Composed Indiana Pacers Muscle Past Miami Heat
series were not a problem in its fivegame takedown of the perimeter-fixated Nets. Pounding the ball inside, the Pacers shot 17 free throws in the third quarter alone, and by the game’s conclusion, they had taken 22 more than the Heat (37-15).
Game 1 felt far more important to the Pacers, if only to challenge the conviction that they had peaked months ago. What the Pacers were counting on was the adrenaline rush of a rivalry established with Miami over the past two seasons, including last year’s seven-game conference finals. The teams have no great affection for each other. “It will be extremely physical,” Spoelstra said. “Nobody’s going to give anything up, but everybody understands the consequences.”
Without a point guard with superior dribble penetration skills, the Pacers need aggressive, creative play from Stephenson and George. For all the focus on Hibbert, they are an effective team when both are forcing defensive breakdowns and getting the big men involved. “Coach really talked about setting the tone early,” said George Hill, the Pacers’ other starting guard, who, like Hibbert, has pulled off playoff vanishing acts.
But Hill attacked the paint early, and with George off to a quick start with 6 first-quarter points and 5 assists, the Pacers enjoyed a rare 30-point quarter in which they shot 61%. Their ability to get into the lane opened up the 3-point line, where Indiana made six of its first eight attempts and wound up 8 for 19 overall, compared with Miami’s 6 for 23.
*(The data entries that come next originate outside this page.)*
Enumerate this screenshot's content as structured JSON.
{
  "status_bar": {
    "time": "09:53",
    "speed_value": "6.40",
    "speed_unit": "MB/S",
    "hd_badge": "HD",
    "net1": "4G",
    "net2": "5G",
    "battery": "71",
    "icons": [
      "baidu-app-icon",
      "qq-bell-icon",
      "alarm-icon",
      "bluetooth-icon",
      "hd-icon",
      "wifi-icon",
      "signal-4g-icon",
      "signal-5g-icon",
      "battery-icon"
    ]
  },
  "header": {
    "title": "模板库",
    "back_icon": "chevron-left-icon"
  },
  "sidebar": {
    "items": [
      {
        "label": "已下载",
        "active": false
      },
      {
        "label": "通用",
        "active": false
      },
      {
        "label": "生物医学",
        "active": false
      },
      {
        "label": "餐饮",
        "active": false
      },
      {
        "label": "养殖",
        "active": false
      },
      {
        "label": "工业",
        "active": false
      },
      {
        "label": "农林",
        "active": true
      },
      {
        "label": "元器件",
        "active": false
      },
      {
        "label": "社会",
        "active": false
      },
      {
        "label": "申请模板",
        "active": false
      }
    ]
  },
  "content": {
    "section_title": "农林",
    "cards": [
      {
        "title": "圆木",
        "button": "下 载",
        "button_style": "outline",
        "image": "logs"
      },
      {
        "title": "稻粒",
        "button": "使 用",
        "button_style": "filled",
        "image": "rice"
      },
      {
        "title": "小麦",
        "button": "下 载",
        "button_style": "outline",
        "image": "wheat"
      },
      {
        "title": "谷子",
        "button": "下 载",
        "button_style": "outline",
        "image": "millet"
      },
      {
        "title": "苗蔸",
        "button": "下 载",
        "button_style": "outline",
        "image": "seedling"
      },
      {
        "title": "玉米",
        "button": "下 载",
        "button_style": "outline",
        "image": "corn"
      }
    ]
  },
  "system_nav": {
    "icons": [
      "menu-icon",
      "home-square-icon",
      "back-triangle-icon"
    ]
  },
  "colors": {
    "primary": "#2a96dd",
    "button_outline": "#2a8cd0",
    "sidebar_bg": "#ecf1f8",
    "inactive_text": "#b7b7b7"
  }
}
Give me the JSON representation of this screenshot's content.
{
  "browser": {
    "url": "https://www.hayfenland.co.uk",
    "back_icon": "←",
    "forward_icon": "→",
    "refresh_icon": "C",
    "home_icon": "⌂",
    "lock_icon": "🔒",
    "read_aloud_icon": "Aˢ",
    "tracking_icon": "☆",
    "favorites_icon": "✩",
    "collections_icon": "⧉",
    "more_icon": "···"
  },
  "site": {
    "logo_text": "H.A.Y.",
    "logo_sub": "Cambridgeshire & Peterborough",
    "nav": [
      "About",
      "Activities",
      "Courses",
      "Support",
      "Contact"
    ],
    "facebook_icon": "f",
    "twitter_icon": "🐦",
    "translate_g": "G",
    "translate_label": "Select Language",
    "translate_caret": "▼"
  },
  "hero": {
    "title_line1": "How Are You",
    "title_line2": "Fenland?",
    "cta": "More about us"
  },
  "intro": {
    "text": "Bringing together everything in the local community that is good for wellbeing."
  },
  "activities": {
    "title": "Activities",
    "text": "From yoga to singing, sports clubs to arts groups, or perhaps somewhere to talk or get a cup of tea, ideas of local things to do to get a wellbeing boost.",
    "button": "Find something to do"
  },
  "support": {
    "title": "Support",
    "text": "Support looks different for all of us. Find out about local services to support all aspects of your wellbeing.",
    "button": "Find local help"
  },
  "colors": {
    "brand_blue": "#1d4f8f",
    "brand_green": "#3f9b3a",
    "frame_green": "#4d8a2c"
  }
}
Stephenson capped a 55-45 half when he backed James deep into the paint and dropped in a lefty scoop. The Heat rallied to within 11 with enough time to come back in the fourth quarter. But the Pacers kept moving the ball, relying on one another.
Mission accomplished, at least for the moment. Narrative changed. Perception altered. Heat on their heels.
The New York Times
Roy Hibbert (L) drives against Chris Bosh in Game 1 of the Eastern Conference Finals